While numerous books have been written about the great camps, hiking trails, and wildlife of the Adirondacks, noted anthropologist David R. Starbuck offers the only archeological guide to a region long overlooked by archeologists who thought that “all the best sites” were elsewhere. This beautifully illustrated volume focuses on the rich and varied material culture brought to the mountains by their original Native American inhabitants, along with subsequent settlements created by soldiers, farmers, industrialists, workers, and tourists. Starbuck examines Native American sites on Lake George and Long Lake; military and underwater sites throughout the Lake George, Fort Ticonderoga, and Crown Point regions; old industrial sites where forges, tanneries, and mines once thrived; farms and the rural landscape; and many other sites, including the abandoned Frontier Town theme park, the ghost town of Adirondac, Civilian Conservation Corps camps, ski areas, and graveyards.
About the Author
DAVID R. STARBUCK is a historical and industrial archeologist specializing in America’s forts and battlefields, utopian societies (such as the Shakers), and medieval and post-medieval sites in Scotland.

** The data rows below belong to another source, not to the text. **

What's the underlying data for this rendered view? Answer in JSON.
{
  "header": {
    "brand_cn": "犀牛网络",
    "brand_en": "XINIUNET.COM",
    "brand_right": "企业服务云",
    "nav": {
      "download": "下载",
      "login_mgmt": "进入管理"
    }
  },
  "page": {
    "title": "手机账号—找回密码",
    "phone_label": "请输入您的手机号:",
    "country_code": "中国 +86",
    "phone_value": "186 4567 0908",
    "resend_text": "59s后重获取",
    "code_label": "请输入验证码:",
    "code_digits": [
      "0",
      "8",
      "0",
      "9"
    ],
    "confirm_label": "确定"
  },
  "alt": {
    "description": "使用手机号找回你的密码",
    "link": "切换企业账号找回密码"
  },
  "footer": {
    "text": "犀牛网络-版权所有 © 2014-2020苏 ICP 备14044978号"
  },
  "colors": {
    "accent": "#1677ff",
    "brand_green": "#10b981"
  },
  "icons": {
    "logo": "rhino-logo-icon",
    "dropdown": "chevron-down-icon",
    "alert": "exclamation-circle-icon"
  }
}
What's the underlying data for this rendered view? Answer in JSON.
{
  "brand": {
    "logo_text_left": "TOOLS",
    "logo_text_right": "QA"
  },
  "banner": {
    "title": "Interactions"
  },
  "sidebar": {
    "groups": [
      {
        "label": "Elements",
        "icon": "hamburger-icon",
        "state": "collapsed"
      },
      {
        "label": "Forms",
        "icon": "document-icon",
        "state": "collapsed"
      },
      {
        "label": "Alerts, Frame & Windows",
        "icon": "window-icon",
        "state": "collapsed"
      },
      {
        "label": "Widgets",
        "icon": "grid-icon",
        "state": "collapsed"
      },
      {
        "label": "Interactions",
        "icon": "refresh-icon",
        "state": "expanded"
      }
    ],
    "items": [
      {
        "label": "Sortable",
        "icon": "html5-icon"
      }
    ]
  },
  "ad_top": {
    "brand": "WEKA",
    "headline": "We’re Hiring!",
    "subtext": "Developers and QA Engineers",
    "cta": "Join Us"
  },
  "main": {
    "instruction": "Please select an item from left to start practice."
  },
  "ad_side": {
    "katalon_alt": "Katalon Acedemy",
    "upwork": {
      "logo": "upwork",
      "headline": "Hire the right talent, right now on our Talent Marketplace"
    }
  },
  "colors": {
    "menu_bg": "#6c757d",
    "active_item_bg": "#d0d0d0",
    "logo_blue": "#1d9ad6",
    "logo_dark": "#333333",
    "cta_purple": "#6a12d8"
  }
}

Dr. Starbuck has authored or edited nearly 20 books; published more than 130 journal articles, book chapters, and book reviews; and presented well over 500 papers and talks at local, regional, and national conferences and meetings. Currently president of the Adirondack Chapter of the New York State Archaeological Association, he is a professor of anthropology at Plymouth State University.